Systems can be much more flexible and respond to changing requirements with significantly lower cost, risk and time.
Systems become observable, which opens up the ability to collect data, deliver unique insights and closed-loop optimizations.
The challenge is to deliver these capabilities while maintaining the vitally essential attributes of the OT network, including system uptime, deterministic real-time functionality and immunity to cyberattacks.
The architecture that this type of system requires is what we refer to as “Mission Critical Edge” securely combining the scaling benefits of IT infrastructure with the reliability, deterministic real-time behavior of embedded platforms. Attributes include;
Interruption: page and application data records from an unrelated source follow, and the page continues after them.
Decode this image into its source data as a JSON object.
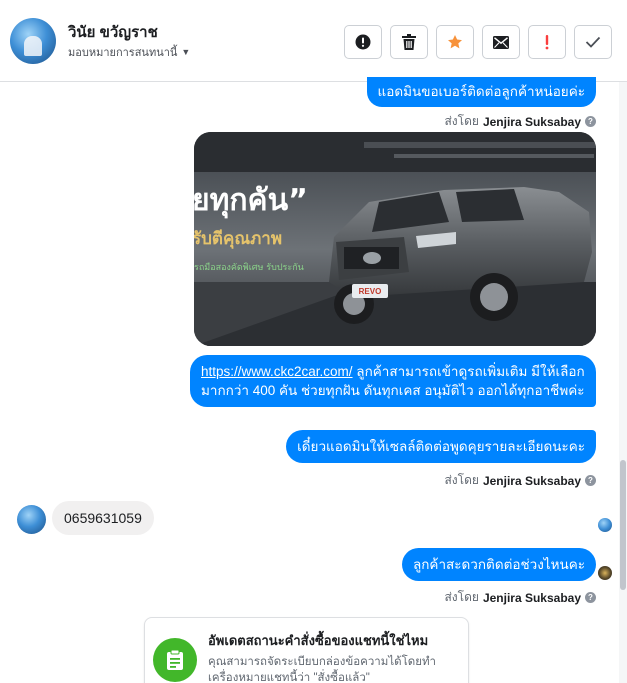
{
  "header": {
    "name": "วินัย ขวัญราช",
    "assign_label": "มอบหมายการสนทนานี้",
    "actions": [
      {
        "name": "mark-spam-button",
        "icon": "alert-circle-icon"
      },
      {
        "name": "delete-button",
        "icon": "trash-icon"
      },
      {
        "name": "star-button",
        "icon": "star-icon"
      },
      {
        "name": "mark-unread-button",
        "icon": "envelope-icon"
      },
      {
        "name": "follow-up-button",
        "icon": "exclamation-icon"
      },
      {
        "name": "mark-done-button",
        "icon": "check-icon"
      }
    ]
  },
  "messages": {
    "msg1": "แอดมินขอเบอร์ติดต่อลูกค้าหน่อยค่ะ",
    "sent_by_prefix": "ส่งโดย",
    "sender": "Jenjira Suksabay",
    "image": {
      "headline": "ยทุกคัน”",
      "subline": "รับตีคุณภาพ",
      "small": "รถมือสองคัดพิเศษ รับประกัน",
      "plate": "REVO"
    },
    "msg2_link": "https://www.ckc2car.com/",
    "msg2_text": " ลูกค้าสามารถเข้าดูรถเพิ่มเติม มีให้เลือกมากกว่า 400 คัน ช่วยทุกฝัน ดันทุกเคส อนุมัติไว ออกได้ทุกอาชีพค่ะ",
    "msg3": "เดี๋ยวแอดมินให้เซลล์ติดต่อพูดคุยรายละเอียดนะคะ",
    "incoming": "0659631059",
    "msg4": "ลูกค้าสะดวกติดต่อช่วงไหนคะ"
  },
  "order_card": {
    "title": "อัพเดตสถานะคำสั่งซื้อของแชทนี้ใช่ไหม",
    "desc": "คุณสามารถจัดระเบียบกล่องข้อความได้โดยทำเครื่องหมายแชทนี้ว่า \"สั่งซื้อแล้ว\""
  },
  "colors": {
    "accent": "#0084ff",
    "incoming_bg": "#f1f0f0",
    "star": "#f7923b",
    "flag": "#fa3e3e",
    "success": "#42b72a"
  }
}
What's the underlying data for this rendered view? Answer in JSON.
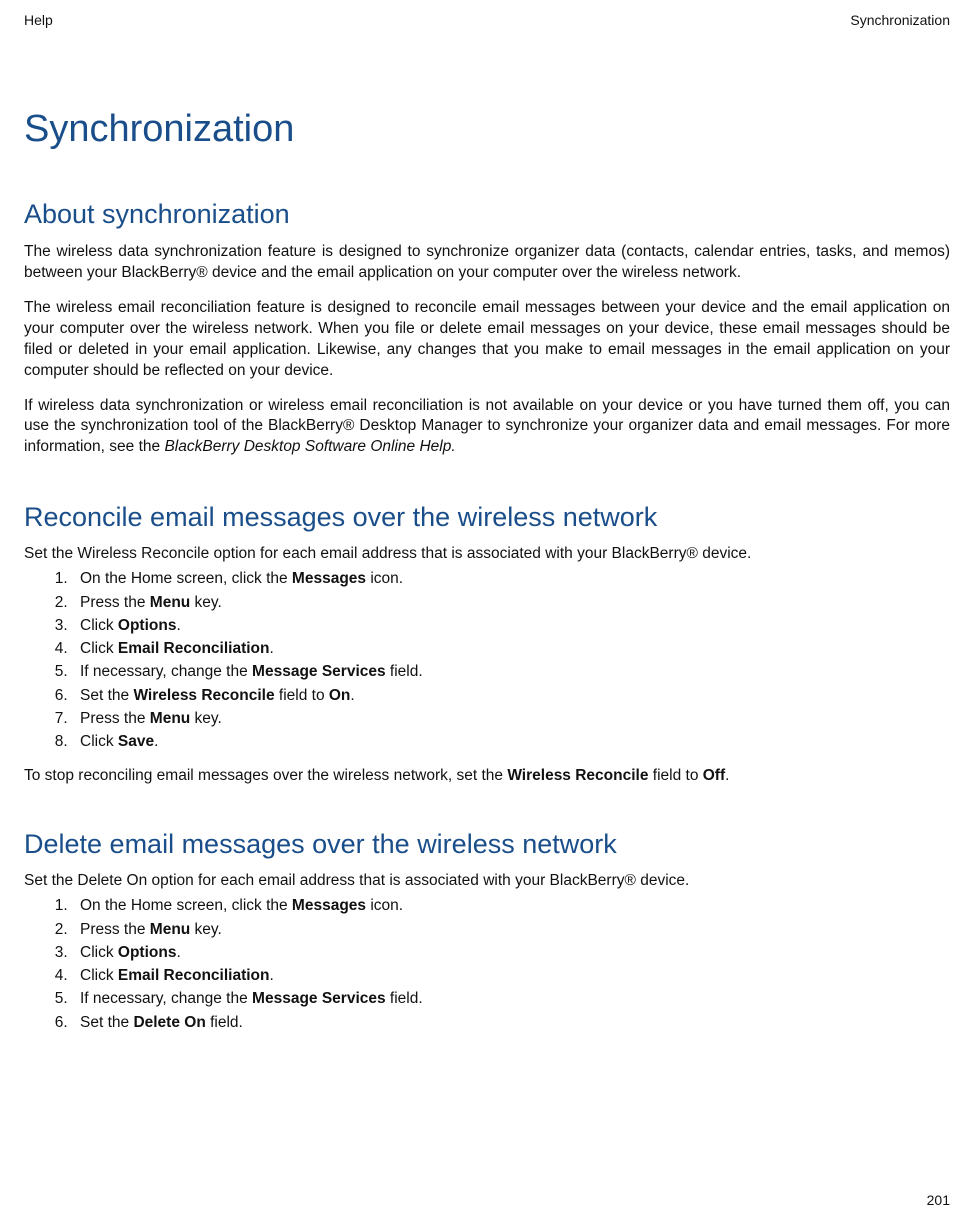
{
  "header": {
    "left": "Help",
    "right": "Synchronization"
  },
  "page_title": "Synchronization",
  "section_about": {
    "title": "About synchronization",
    "p1": "The wireless data synchronization feature is designed to synchronize organizer data (contacts, calendar entries, tasks, and memos) between your BlackBerry® device and the email application on your computer over the wireless network.",
    "p2": "The wireless email reconciliation feature is designed to reconcile email messages between your device and the email application on your computer over the wireless network. When you file or delete email messages on your device, these email messages should be filed or deleted in your email application. Likewise, any changes that you make to email messages in the email application on your computer should be reflected on your device.",
    "p3_pre": "If wireless data synchronization or wireless email reconciliation is not available on your device or you have turned them off, you can use the synchronization tool of the BlackBerry® Desktop Manager to synchronize your organizer data and email messages. For more information, see the  ",
    "p3_italic": "BlackBerry Desktop Software Online Help.",
    "p3_post": ""
  },
  "section_reconcile": {
    "title": "Reconcile email messages over the wireless network",
    "intro": "Set the Wireless Reconcile option for each email address that is associated with your BlackBerry® device.",
    "steps": [
      {
        "pre": "On the Home screen, click the ",
        "bold": "Messages",
        "post": " icon."
      },
      {
        "pre": "Press the ",
        "bold": "Menu",
        "post": " key."
      },
      {
        "pre": "Click ",
        "bold": "Options",
        "post": "."
      },
      {
        "pre": "Click ",
        "bold": "Email Reconciliation",
        "post": "."
      },
      {
        "pre": "If necessary, change the ",
        "bold": "Message Services",
        "post": " field."
      },
      {
        "pre": "Set the ",
        "bold": "Wireless Reconcile",
        "post": " field to ",
        "bold2": "On",
        "post2": "."
      },
      {
        "pre": "Press the ",
        "bold": "Menu",
        "post": " key."
      },
      {
        "pre": "Click ",
        "bold": "Save",
        "post": "."
      }
    ],
    "after_pre": "To stop reconciling email messages over the wireless network, set the ",
    "after_b1": "Wireless Reconcile",
    "after_mid": " field to ",
    "after_b2": "Off",
    "after_post": "."
  },
  "section_delete": {
    "title": "Delete email messages over the wireless network",
    "intro": "Set the Delete On option for each email address that is associated with your BlackBerry® device.",
    "steps": [
      {
        "pre": "On the Home screen, click the ",
        "bold": "Messages",
        "post": " icon."
      },
      {
        "pre": "Press the ",
        "bold": "Menu",
        "post": " key."
      },
      {
        "pre": "Click ",
        "bold": "Options",
        "post": "."
      },
      {
        "pre": "Click ",
        "bold": "Email Reconciliation",
        "post": "."
      },
      {
        "pre": "If necessary, change the ",
        "bold": "Message Services",
        "post": " field."
      },
      {
        "pre": "Set the ",
        "bold": "Delete On",
        "post": " field."
      }
    ]
  },
  "page_number": "201"
}
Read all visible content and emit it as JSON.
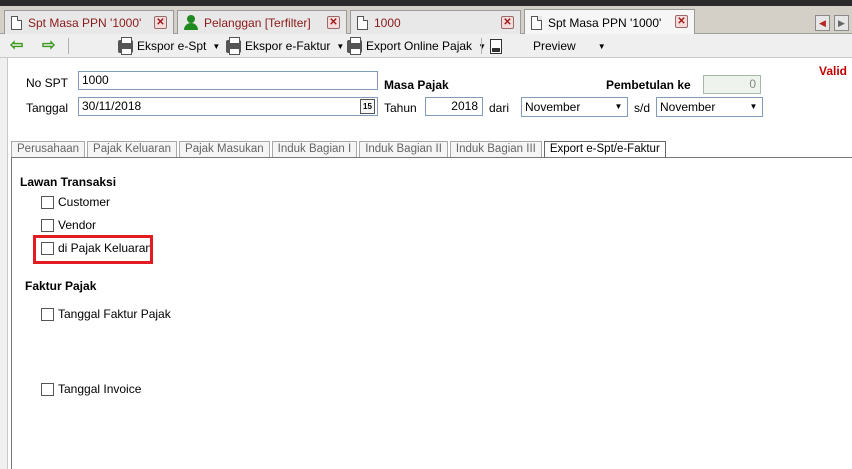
{
  "tabs": [
    {
      "label": "Spt Masa PPN '1000'",
      "icon": "page-icon",
      "red": true
    },
    {
      "label": "Pelanggan [Terfilter]",
      "icon": "person-icon",
      "red": true
    },
    {
      "label": "1000",
      "icon": "page-icon",
      "red": true
    },
    {
      "label": "Spt Masa PPN '1000'",
      "icon": "page-icon",
      "red": false
    }
  ],
  "toolbar": {
    "ekspor_espt": "Ekspor e-Spt",
    "ekspor_efaktur": "Ekspor e-Faktur",
    "export_online": "Export Online Pajak",
    "preview": "Preview"
  },
  "form": {
    "no_spt_label": "No SPT",
    "no_spt_value": "1000",
    "tanggal_label": "Tanggal",
    "tanggal_value": "30/11/2018",
    "masa_pajak_label": "Masa Pajak",
    "tahun_label": "Tahun",
    "tahun_value": "2018",
    "dari_label": "dari",
    "dari_value": "November",
    "sd_label": "s/d",
    "sd_value": "November",
    "pembetulan_label": "Pembetulan ke",
    "pembetulan_value": "0",
    "status": "Valid"
  },
  "inner_tabs": [
    "Perusahaan",
    "Pajak Keluaran",
    "Pajak Masukan",
    "Induk Bagian I",
    "Induk Bagian II",
    "Induk Bagian III",
    "Export e-Spt/e-Faktur"
  ],
  "active_inner_tab": 6,
  "export": {
    "lawan_transaksi_title": "Lawan Transaksi",
    "customer_label": "Customer",
    "vendor_label": "Vendor",
    "di_pajak_keluaran_label": "di Pajak Keluaran",
    "faktur_pajak_title": "Faktur Pajak",
    "tanggal_faktur_label": "Tanggal Faktur Pajak",
    "tanggal_invoice_label": "Tanggal Invoice"
  },
  "colors": {
    "highlight": "#e31b23",
    "valid": "#c00000",
    "arrow": "#3c9a1c"
  }
}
Airgapping: System architects must precisely define and dedicate CPU, memory and IO resources to specific virtual machines. These VMs need to be isolated from each other including the northbound and southbound connectivity. This enables OT and cloud applications to reside on the same system
OT Manageability: The system should be flexible on the management and control of the configuration and setup. While the system should be managed locally, specific workloads should be updated and managed by the Cloud.
Performance: Real-time performance must be guaranteed for the workloads such as PLCs, PACs and ECUs. This means that the system that is hosting the cloud workloads on the shopfloor can also have a dedicated partition that can be the backup for a physical PLC.
High Availability: High availability implemented at different levels, within a single system, across two systems in a cell and across an entire production line.
Orchestration Framework Integration: The edge systems need to be work with either local or cloud-based management framework. For example, systems across a factory should dedicate a portion of their workload to form a Kubernetes clusters.
In conclusion, the mission-critical edge architecture can allow the OT operators to deploy Cloud-connected services and workloads on their factory floor without affecting their current operations. This is achieved by enabling the edge systems on the factory floor to run multiple airgapped workloads including real-time, AI/ML, security etc. In addition, of the airgapped workloads can be combined to run Kubernetes orchestrated container workloads.
Pavan Singh, VP Product Management, Lynx Software Technologies